Standard's Kim 'Optimistic' for Approval Before Feb. 22
Standard General founder Soohyung Kim is “optimistic” regulators will approve the company's proposed $8.6 billion buy of Tegna before Feb. 22, the merger agreement date on which Tegna can choose to pull out of the deal or trigger a 50% increase in the ongoing ticking fee, increasing the purchase price, he said on a press call Monday. Friday was the end of an FCC comment period on concessions offered by Standard (see 2301170064), and the company told the agency it doesn’t object to those concessions being codified as merger conditions, though it resisted requests from MVPDs and public interest groups. New Tegna would be the nation’s second-largest broadcaster by revenue, Kim said.
The transaction is “closer to the end and not the beginning,” Kim said. “We’d prefer economically to get this done in the current ticking fee.” The current ticking fee has been running since November, and has so far increased the purchase price of Tegna by more than $22 million, Standard said. Kim declined to comment on whether Tegna would stay in the deal or on how long Standard would wait for approval but said all the signatories to the agreement have been working “above and beyond” to make the acquisition happen. Standard is in ongoing dialogue with federal regulators, Kim said. Tegna didn’t comment.
Standard said in reply filings Friday that further delay is against the public interest and causing economic harm to Tegna’s stations, but Kim said Monday the company expected and welcomes regulatory scrutiny. The deal has been misperceived, and fears about investor Apollo Global Management’s influence and ownership of Cox Media Group aren’t warranted, he said. “We will make all the decisions, we are the sole attributable owner,” Kim said. It is “almost that people are not seeing us,” he said of himself and Standard CEO Deborah McDermott. “Every time we talk about ourselves someone wants to talk about the other capital providers in the room." This is "the longest period of time between the filing of applications and approval for any major television transaction in history not requiring rule waivers or station divestitures," Standard said. According to the FCC, the deal is on day 277.
Tegna is publicly traded so Apollo could buy a larger interest in Tegna than the deal would give it without informing the FCC, Standard said Friday. “A broadcaster having an investment in another broadcaster is neither novel nor prohibited,” Standard said, citing FCC rules that allow the holder of a financial interest to own up to 33% of a licensee's assets before being considered attributable. “The aggregate interest in post-Transactions TEGNA proposed to be held by AGM and CMG would need to be nearly ten times larger to be considered attributable by the FCC under that rule,” Standard said.
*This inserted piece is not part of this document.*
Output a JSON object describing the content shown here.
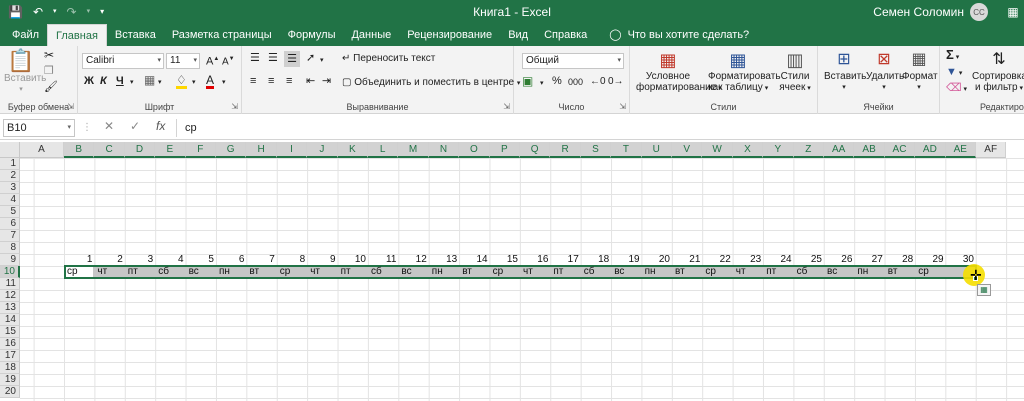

The FCC should approve the purchase soon and reject calls from MVPDs to impose additional conditions beyond those offered by Standard, the company said Friday. Standard said proposals from Dish and the American TV Alliance to limit information sharing, sales agreements or the possible clauses of retransmission consent contracts are “opportunistic and untimely requests” intended to advantage MVPDs. “The commission should therefore reject these efforts to continue moving the goal posts in this proceeding,” Standard said
“If ATVA and its members find that ‘[a]fter-acquired station clauses are often problematic,’ then they should stop agreeing to them,” Standard said. Kim said Monday that retransmission consent rates are becoming “less and less” of an important factor in the broadcast industry, and rates don’t differ among broadcasters as much as they once did. “It definitely doesn’t matter in the medium or any longer term,” he said.
Standard also disagreed with arguments from unions and public interest groups that its acquisition of Tegna would lead to job losses. Standard committed to “preserve newsroom jobs during a time of great economic uncertainty and layoffs across the media industry,” the filing said. The company also accused the unions of possibly violating the FCC’s protective orders governing confidential documents by sharing them with attorneys for the United Church of Christ and Common Cause. “That Petitioners must resort to these bad-faith tactics underscores the lack of substance their comments have to offer,” said Standard. Attorney Andrew Schwartzman, who represents the NewsGuild and National Association of Broadcast Engineers and Technicians in the proceeding, said Monday there was no violation and he will file a clarification.
The FCC should give its OK because Standard will increase local news and ownership diversity, Standard said. The transaction would increase the amount of Asian American-owned TV stations by “more than 700%,” Standard said. The deal “would increase the number of Asian American-owned TV stations in the top-50 markets from 1 to 27, making approval of the Applications perhaps the single most impactful diversity initiative in the Commission’s history,” Standard said. “We understand that the FCC and Chairwoman [Jessica] Rosenworcel value and prioritize diversity of underrepresented communities,” Kim said.